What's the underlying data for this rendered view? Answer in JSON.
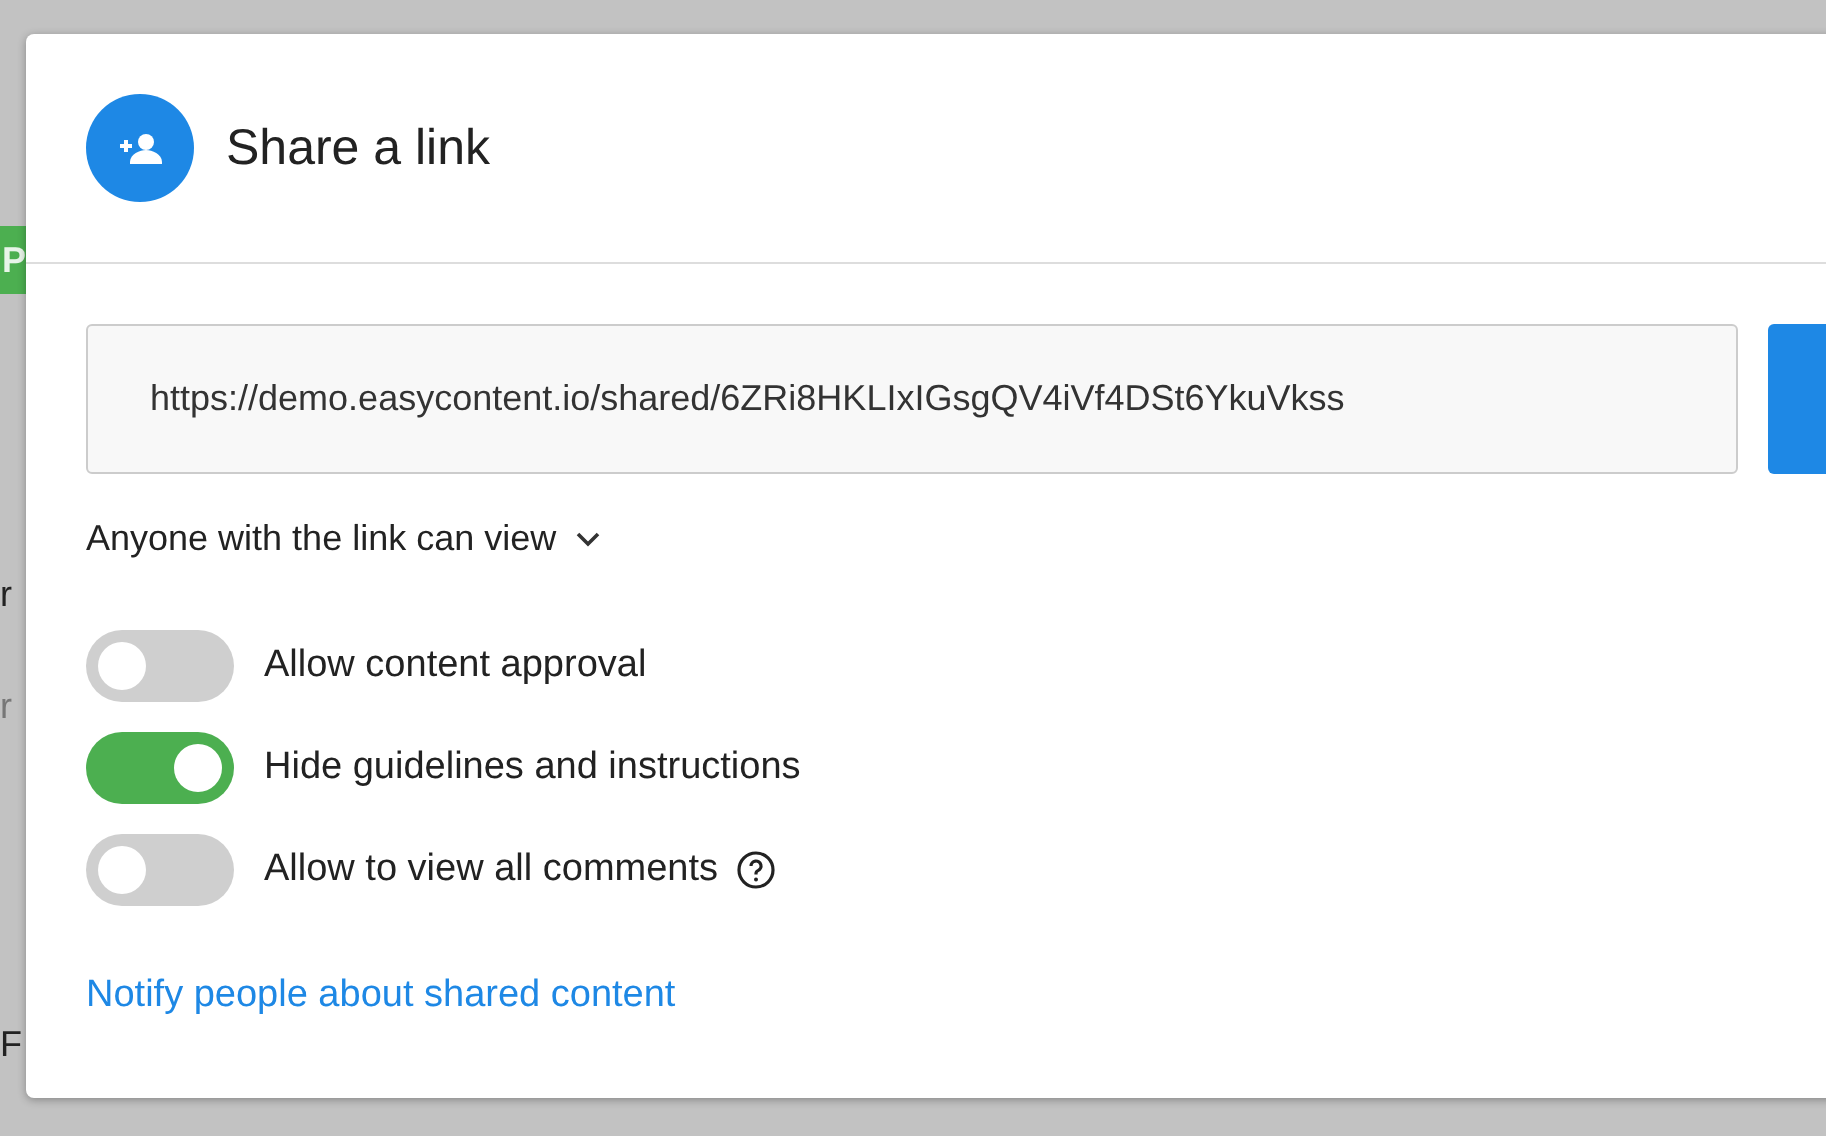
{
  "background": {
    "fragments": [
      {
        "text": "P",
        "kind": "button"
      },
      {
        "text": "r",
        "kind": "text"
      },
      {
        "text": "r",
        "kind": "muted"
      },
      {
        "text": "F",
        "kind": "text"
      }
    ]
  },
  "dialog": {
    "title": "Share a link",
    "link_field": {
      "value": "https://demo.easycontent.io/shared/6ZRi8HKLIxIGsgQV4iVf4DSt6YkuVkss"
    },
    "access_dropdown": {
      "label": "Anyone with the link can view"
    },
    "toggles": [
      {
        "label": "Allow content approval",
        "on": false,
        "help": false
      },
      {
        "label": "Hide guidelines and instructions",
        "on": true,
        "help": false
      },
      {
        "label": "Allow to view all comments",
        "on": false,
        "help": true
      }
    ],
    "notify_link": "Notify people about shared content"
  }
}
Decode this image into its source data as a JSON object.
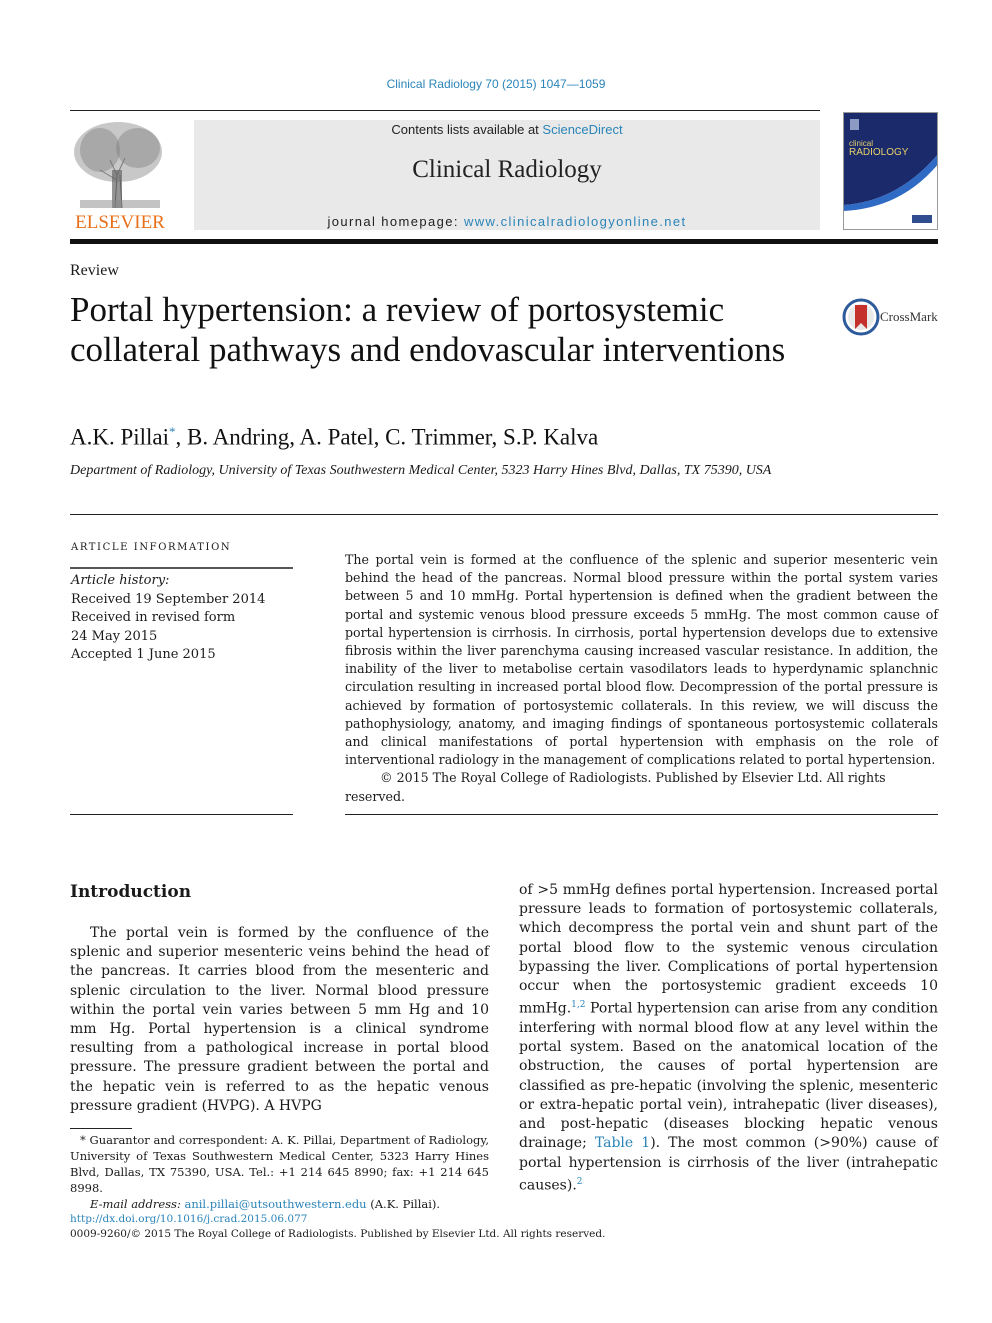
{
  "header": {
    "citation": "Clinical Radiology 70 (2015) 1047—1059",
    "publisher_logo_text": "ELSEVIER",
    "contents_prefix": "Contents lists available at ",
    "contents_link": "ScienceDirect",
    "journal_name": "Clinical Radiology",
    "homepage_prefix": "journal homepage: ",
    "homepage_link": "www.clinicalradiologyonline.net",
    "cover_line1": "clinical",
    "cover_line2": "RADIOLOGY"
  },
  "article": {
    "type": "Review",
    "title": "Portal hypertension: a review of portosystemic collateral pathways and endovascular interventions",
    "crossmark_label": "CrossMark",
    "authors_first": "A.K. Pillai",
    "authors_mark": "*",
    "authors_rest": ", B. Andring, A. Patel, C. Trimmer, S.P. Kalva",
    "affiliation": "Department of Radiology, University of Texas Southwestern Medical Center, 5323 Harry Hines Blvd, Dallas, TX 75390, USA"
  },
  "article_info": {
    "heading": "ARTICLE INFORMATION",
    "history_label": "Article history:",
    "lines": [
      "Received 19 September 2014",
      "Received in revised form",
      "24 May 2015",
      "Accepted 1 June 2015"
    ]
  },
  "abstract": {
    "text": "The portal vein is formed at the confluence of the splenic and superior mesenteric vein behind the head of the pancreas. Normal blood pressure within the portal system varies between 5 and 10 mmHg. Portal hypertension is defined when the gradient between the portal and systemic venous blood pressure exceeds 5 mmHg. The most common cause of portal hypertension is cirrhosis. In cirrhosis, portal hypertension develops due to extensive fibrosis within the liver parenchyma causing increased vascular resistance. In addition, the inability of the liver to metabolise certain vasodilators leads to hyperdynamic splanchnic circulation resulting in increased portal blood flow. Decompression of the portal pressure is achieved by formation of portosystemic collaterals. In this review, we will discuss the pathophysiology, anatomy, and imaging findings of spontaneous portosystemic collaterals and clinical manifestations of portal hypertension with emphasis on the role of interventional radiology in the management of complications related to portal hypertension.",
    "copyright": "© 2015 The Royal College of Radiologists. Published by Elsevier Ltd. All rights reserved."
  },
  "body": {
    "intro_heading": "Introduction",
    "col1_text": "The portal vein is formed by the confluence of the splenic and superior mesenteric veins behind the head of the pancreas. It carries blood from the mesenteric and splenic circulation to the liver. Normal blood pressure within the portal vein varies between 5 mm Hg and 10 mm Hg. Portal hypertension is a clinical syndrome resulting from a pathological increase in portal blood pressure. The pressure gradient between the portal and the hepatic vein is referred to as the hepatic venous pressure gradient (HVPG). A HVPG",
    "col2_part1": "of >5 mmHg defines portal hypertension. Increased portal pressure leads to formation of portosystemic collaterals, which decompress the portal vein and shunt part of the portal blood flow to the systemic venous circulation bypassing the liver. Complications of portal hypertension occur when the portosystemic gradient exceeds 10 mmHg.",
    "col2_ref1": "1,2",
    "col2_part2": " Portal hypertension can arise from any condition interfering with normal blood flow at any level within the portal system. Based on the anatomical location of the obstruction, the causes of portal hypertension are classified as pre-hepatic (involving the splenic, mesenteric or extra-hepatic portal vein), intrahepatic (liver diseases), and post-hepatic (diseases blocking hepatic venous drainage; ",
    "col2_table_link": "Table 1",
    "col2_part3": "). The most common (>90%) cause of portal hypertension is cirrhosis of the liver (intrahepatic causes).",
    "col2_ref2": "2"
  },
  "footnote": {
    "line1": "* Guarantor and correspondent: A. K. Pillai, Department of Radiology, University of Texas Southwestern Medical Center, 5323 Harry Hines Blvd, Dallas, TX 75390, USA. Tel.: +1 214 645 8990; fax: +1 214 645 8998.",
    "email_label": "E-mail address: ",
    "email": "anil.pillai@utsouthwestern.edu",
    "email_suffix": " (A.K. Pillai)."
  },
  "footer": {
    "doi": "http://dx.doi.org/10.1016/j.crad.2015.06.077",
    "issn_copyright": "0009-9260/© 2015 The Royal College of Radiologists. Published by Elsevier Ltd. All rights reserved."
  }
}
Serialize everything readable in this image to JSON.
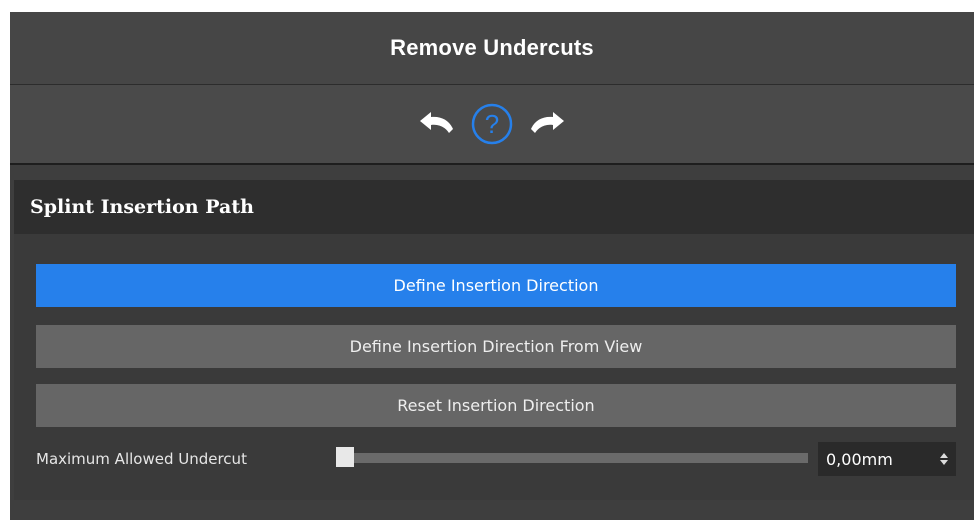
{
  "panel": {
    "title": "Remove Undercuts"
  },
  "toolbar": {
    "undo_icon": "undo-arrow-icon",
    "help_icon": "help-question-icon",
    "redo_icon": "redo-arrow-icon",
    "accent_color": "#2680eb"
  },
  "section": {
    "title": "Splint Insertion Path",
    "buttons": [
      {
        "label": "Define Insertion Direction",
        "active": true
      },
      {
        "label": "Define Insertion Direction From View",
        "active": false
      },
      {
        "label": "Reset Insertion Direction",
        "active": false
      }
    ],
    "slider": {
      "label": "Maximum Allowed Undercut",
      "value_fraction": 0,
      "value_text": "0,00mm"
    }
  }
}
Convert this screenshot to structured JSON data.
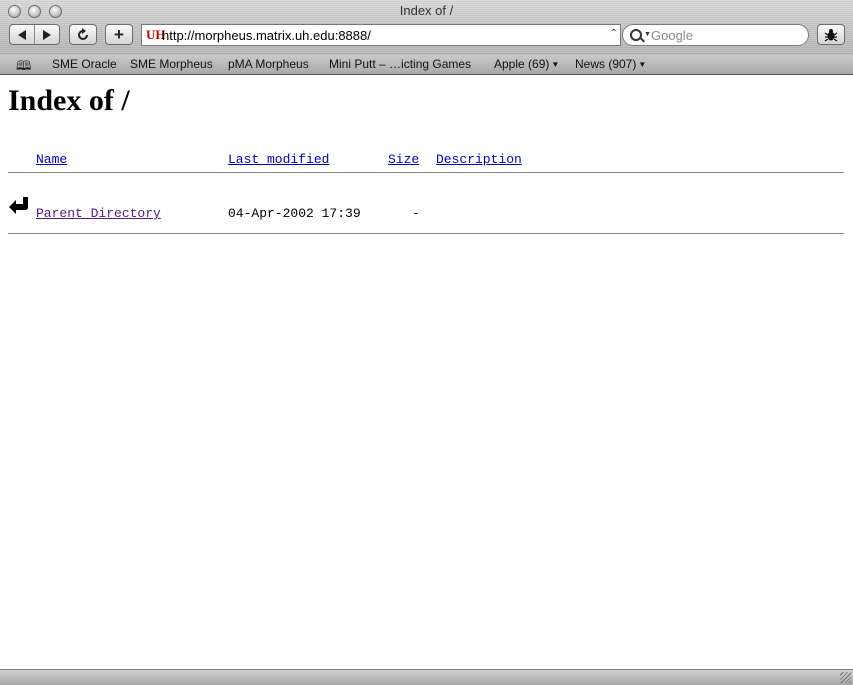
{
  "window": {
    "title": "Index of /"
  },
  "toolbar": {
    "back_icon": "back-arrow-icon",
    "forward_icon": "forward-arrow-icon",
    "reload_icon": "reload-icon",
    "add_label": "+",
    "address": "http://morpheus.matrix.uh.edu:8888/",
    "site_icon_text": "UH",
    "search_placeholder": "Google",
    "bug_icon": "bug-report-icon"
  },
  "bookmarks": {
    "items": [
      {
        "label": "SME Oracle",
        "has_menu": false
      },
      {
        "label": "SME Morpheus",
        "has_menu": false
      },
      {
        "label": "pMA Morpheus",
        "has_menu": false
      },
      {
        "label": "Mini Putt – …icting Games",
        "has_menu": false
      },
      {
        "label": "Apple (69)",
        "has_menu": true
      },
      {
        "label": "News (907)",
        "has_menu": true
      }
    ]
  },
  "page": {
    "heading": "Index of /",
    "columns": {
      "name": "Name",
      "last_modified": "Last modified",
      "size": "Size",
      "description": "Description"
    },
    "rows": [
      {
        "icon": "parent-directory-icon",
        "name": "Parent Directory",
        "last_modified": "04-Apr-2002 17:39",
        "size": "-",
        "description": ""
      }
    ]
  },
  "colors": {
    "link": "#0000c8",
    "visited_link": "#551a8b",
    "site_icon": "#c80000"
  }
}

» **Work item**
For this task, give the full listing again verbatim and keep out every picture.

» **Output below**
What's the underlying data for this rendered view? Answer in JSON.
{
  "background": {
    "fragments": [
      {
        "text": "P",
        "kind": "button"
      },
      {
        "text": "r",
        "kind": "text"
      },
      {
        "text": "r",
        "kind": "muted"
      },
      {
        "text": "F",
        "kind": "text"
      }
    ]
  },
  "dialog": {
    "title": "Share a link",
    "link_field": {
      "value": "https://demo.easycontent.io/shared/6ZRi8HKLIxIGsgQV4iVf4DSt6YkuVkss"
    },
    "access_dropdown": {
      "label": "Anyone with the link can view"
    },
    "toggles": [
      {
        "label": "Allow content approval",
        "on": false,
        "help": false
      },
      {
        "label": "Hide guidelines and instructions",
        "on": true,
        "help": false
      },
      {
        "label": "Allow to view all comments",
        "on": false,
        "help": true
      }
    ],
    "notify_link": "Notify people about shared content"
  }
}
Decode this image into its source data as a JSON object.
{
  "header": {
    "citation": "Clinical Radiology 70 (2015) 1047—1059",
    "publisher_logo_text": "ELSEVIER",
    "contents_prefix": "Contents lists available at ",
    "contents_link": "ScienceDirect",
    "journal_name": "Clinical Radiology",
    "homepage_prefix": "journal homepage: ",
    "homepage_link": "www.clinicalradiologyonline.net",
    "cover_line1": "clinical",
    "cover_line2": "RADIOLOGY"
  },
  "article": {
    "type": "Review",
    "title": "Portal hypertension: a review of portosystemic collateral pathways and endovascular interventions",
    "crossmark_label": "CrossMark",
    "authors_first": "A.K. Pillai",
    "authors_mark": "*",
    "authors_rest": ", B. Andring, A. Patel, C. Trimmer, S.P. Kalva",
    "affiliation": "Department of Radiology, University of Texas Southwestern Medical Center, 5323 Harry Hines Blvd, Dallas, TX 75390, USA"
  },
  "article_info": {
    "heading": "ARTICLE INFORMATION",
    "history_label": "Article history:",
    "lines": [
      "Received 19 September 2014",
      "Received in revised form",
      "24 May 2015",
      "Accepted 1 June 2015"
    ]
  },
  "abstract": {
    "text": "The portal vein is formed at the confluence of the splenic and superior mesenteric vein behind the head of the pancreas. Normal blood pressure within the portal system varies between 5 and 10 mmHg. Portal hypertension is defined when the gradient between the portal and systemic venous blood pressure exceeds 5 mmHg. The most common cause of portal hypertension is cirrhosis. In cirrhosis, portal hypertension develops due to extensive fibrosis within the liver parenchyma causing increased vascular resistance. In addition, the inability of the liver to metabolise certain vasodilators leads to hyperdynamic splanchnic circulation resulting in increased portal blood flow. Decompression of the portal pressure is achieved by formation of portosystemic collaterals. In this review, we will discuss the pathophysiology, anatomy, and imaging findings of spontaneous portosystemic collaterals and clinical manifestations of portal hypertension with emphasis on the role of interventional radiology in the management of complications related to portal hypertension.",
    "copyright": "© 2015 The Royal College of Radiologists. Published by Elsevier Ltd. All rights reserved."
  },
  "body": {
    "intro_heading": "Introduction",
    "col1_text": "The portal vein is formed by the confluence of the splenic and superior mesenteric veins behind the head of the pancreas. It carries blood from the mesenteric and splenic circulation to the liver. Normal blood pressure within the portal vein varies between 5 mm Hg and 10 mm Hg. Portal hypertension is a clinical syndrome resulting from a pathological increase in portal blood pressure. The pressure gradient between the portal and the hepatic vein is referred to as the hepatic venous pressure gradient (HVPG). A HVPG",
    "col2_part1": "of >5 mmHg defines portal hypertension. Increased portal pressure leads to formation of portosystemic collaterals, which decompress the portal vein and shunt part of the portal blood flow to the systemic venous circulation bypassing the liver. Complications of portal hypertension occur when the portosystemic gradient exceeds 10 mmHg.",
    "col2_ref1": "1,2",
    "col2_part2": " Portal hypertension can arise from any condition interfering with normal blood flow at any level within the portal system. Based on the anatomical location of the obstruction, the causes of portal hypertension are classified as pre-hepatic (involving the splenic, mesenteric or extra-hepatic portal vein), intrahepatic (liver diseases), and post-hepatic (diseases blocking hepatic venous drainage; ",
    "col2_table_link": "Table 1",
    "col2_part3": "). The most common (>90%) cause of portal hypertension is cirrhosis of the liver (intrahepatic causes).",
    "col2_ref2": "2"
  },
  "footnote": {
    "line1": "* Guarantor and correspondent: A. K. Pillai, Department of Radiology, University of Texas Southwestern Medical Center, 5323 Harry Hines Blvd, Dallas, TX 75390, USA. Tel.: +1 214 645 8990; fax: +1 214 645 8998.",
    "email_label": "E-mail address: ",
    "email": "anil.pillai@utsouthwestern.edu",
    "email_suffix": " (A.K. Pillai)."
  },
  "footer": {
    "doi": "http://dx.doi.org/10.1016/j.crad.2015.06.077",
    "issn_copyright": "0009-9260/© 2015 The Royal College of Radiologists. Published by Elsevier Ltd. All rights reserved."
  }
}
Serialize everything readable in this image to JSON.
{
  "panel": {
    "title": "Remove Undercuts"
  },
  "toolbar": {
    "undo_icon": "undo-arrow-icon",
    "help_icon": "help-question-icon",
    "redo_icon": "redo-arrow-icon",
    "accent_color": "#2680eb"
  },
  "section": {
    "title": "Splint Insertion Path",
    "buttons": [
      {
        "label": "Define Insertion Direction",
        "active": true
      },
      {
        "label": "Define Insertion Direction From View",
        "active": false
      },
      {
        "label": "Reset Insertion Direction",
        "active": false
      }
    ],
    "slider": {
      "label": "Maximum Allowed Undercut",
      "value_fraction": 0,
      "value_text": "0,00mm"
    }
  }
}
Convert this screenshot to structured JSON data.
{
  "window": {
    "title": "Index of /"
  },
  "toolbar": {
    "back_icon": "back-arrow-icon",
    "forward_icon": "forward-arrow-icon",
    "reload_icon": "reload-icon",
    "add_label": "+",
    "address": "http://morpheus.matrix.uh.edu:8888/",
    "site_icon_text": "UH",
    "search_placeholder": "Google",
    "bug_icon": "bug-report-icon"
  },
  "bookmarks": {
    "items": [
      {
        "label": "SME Oracle",
        "has_menu": false
      },
      {
        "label": "SME Morpheus",
        "has_menu": false
      },
      {
        "label": "pMA Morpheus",
        "has_menu": false
      },
      {
        "label": "Mini Putt – …icting Games",
        "has_menu": false
      },
      {
        "label": "Apple (69)",
        "has_menu": true
      },
      {
        "label": "News (907)",
        "has_menu": true
      }
    ]
  },
  "page": {
    "heading": "Index of /",
    "columns": {
      "name": "Name",
      "last_modified": "Last modified",
      "size": "Size",
      "description": "Description"
    },
    "rows": [
      {
        "icon": "parent-directory-icon",
        "name": "Parent Directory",
        "last_modified": "04-Apr-2002 17:39",
        "size": "-",
        "description": ""
      }
    ]
  },
  "colors": {
    "link": "#0000c8",
    "visited_link": "#551a8b",
    "site_icon": "#c80000"
  }
}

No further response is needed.